[Stored entries]
####################
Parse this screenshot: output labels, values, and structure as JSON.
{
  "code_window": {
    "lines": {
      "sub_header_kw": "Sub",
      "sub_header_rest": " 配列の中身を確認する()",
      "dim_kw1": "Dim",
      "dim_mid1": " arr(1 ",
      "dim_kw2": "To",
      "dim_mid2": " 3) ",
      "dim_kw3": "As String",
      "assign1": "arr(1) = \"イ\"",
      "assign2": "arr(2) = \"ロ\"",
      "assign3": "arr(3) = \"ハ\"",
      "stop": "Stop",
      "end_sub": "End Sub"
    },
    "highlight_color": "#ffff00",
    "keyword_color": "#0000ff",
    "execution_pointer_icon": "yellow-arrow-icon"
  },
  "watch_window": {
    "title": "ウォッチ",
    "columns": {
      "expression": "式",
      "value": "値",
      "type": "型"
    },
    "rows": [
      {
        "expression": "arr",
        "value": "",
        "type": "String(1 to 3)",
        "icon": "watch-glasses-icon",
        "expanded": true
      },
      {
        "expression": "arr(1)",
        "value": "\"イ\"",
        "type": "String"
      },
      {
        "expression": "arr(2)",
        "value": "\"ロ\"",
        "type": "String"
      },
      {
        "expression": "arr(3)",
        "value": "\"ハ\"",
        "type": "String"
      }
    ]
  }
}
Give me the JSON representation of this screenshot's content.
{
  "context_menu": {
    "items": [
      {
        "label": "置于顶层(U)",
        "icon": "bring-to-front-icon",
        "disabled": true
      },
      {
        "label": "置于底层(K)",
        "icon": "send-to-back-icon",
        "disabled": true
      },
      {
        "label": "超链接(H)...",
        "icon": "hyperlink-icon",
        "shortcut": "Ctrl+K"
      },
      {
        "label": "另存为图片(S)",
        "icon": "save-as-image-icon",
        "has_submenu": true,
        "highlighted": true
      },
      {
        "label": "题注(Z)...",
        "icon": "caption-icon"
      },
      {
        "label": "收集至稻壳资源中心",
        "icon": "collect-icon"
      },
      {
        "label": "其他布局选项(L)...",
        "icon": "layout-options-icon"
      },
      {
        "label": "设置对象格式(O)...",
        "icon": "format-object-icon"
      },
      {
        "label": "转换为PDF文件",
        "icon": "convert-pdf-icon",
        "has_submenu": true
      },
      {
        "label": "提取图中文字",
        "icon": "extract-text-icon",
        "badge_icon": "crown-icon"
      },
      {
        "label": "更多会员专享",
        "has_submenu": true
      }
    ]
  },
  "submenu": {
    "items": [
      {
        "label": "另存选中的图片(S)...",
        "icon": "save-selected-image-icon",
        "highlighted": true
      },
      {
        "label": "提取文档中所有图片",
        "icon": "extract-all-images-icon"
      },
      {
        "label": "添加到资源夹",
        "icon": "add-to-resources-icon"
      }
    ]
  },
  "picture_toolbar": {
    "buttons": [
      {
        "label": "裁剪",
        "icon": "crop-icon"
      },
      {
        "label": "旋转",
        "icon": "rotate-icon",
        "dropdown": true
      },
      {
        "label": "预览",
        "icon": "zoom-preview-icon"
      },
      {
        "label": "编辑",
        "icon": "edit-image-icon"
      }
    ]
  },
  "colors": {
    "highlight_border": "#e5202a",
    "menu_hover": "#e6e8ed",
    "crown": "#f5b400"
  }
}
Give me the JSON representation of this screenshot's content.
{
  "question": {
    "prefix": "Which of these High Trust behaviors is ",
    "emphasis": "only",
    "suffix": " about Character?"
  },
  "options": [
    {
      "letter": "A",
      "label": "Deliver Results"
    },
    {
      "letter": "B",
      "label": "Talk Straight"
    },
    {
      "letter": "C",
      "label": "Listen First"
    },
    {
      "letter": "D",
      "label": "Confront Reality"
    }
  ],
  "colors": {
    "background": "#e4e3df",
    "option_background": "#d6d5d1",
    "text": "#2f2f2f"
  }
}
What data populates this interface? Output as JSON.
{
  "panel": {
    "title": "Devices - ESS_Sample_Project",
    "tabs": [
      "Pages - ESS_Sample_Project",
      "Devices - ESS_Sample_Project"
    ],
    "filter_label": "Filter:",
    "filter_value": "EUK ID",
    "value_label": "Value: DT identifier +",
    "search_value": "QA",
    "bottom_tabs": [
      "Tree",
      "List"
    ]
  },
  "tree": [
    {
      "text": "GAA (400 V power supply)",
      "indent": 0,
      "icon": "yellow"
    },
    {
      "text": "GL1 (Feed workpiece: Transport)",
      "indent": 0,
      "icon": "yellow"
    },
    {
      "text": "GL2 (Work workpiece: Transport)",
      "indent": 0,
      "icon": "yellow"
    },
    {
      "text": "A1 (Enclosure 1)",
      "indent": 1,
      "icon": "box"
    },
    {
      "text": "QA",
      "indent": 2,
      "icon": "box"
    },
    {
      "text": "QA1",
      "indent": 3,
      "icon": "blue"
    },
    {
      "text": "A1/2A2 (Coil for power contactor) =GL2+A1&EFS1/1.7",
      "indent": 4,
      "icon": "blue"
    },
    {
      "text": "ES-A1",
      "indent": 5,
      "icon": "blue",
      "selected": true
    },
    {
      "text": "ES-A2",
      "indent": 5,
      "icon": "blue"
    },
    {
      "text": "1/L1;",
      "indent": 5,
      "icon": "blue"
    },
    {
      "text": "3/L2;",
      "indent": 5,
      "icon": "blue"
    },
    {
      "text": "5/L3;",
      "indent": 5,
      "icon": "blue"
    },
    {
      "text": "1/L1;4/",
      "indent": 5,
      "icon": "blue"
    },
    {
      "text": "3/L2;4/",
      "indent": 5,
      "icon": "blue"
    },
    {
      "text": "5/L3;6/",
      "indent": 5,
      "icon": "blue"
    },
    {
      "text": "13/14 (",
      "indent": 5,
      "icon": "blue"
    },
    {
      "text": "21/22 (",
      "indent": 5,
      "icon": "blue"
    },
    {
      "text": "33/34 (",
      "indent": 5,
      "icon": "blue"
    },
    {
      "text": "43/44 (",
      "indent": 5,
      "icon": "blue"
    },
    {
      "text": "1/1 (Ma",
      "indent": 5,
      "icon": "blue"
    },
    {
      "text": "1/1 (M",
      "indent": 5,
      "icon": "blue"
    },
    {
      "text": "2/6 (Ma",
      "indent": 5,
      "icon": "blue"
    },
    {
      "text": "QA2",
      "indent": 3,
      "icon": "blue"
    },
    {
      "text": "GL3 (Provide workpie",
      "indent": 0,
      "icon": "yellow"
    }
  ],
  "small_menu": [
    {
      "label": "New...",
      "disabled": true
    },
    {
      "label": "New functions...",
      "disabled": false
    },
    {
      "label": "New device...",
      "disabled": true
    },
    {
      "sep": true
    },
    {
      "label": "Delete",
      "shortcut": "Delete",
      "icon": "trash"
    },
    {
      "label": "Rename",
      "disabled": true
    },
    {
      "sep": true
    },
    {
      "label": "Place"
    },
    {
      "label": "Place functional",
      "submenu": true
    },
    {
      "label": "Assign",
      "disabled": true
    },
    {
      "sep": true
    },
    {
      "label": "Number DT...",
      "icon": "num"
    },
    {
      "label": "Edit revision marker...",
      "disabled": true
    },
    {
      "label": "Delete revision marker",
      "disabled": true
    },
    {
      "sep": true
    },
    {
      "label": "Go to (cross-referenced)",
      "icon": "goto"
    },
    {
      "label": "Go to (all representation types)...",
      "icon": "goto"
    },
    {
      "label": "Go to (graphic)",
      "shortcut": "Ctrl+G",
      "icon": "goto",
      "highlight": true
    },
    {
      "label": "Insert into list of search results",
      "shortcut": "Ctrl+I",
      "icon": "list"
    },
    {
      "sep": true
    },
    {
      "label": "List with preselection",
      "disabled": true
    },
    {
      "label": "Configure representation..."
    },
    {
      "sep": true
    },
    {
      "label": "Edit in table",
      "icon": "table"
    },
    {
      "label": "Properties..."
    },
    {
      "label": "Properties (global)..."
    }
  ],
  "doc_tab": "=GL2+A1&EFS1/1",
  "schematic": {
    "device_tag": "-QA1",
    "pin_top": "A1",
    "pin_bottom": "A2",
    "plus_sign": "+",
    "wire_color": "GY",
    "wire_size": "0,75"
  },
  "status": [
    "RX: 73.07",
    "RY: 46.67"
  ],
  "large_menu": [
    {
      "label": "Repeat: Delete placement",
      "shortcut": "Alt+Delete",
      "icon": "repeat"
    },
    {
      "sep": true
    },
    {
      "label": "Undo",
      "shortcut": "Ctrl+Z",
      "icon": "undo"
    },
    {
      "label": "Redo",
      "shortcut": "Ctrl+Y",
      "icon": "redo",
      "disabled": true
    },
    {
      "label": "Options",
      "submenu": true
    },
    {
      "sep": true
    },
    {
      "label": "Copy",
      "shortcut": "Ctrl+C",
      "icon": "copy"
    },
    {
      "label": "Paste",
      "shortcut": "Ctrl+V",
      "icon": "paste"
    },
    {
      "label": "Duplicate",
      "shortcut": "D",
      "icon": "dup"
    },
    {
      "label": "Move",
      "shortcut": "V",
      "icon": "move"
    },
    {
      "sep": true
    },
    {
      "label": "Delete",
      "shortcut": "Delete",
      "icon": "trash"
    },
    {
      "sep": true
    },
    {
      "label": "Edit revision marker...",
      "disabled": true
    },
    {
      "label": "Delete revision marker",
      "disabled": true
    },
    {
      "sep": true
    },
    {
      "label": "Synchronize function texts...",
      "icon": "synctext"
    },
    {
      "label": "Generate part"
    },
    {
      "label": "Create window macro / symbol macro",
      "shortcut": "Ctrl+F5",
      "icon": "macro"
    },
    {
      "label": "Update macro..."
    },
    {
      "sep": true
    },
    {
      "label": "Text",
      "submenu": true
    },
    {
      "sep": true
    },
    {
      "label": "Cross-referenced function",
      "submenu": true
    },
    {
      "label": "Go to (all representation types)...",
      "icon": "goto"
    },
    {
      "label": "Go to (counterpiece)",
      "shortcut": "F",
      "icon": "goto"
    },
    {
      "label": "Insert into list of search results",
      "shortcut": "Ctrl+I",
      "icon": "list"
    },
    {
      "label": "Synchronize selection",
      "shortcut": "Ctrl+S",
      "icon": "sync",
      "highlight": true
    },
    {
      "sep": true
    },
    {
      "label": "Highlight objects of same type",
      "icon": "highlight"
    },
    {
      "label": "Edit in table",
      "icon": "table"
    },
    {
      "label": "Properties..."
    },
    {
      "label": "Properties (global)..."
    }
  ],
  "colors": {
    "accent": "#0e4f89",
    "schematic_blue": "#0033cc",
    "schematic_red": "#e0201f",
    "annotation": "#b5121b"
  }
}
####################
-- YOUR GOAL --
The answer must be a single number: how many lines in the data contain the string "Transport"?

-- OUTPUT BELOW --
2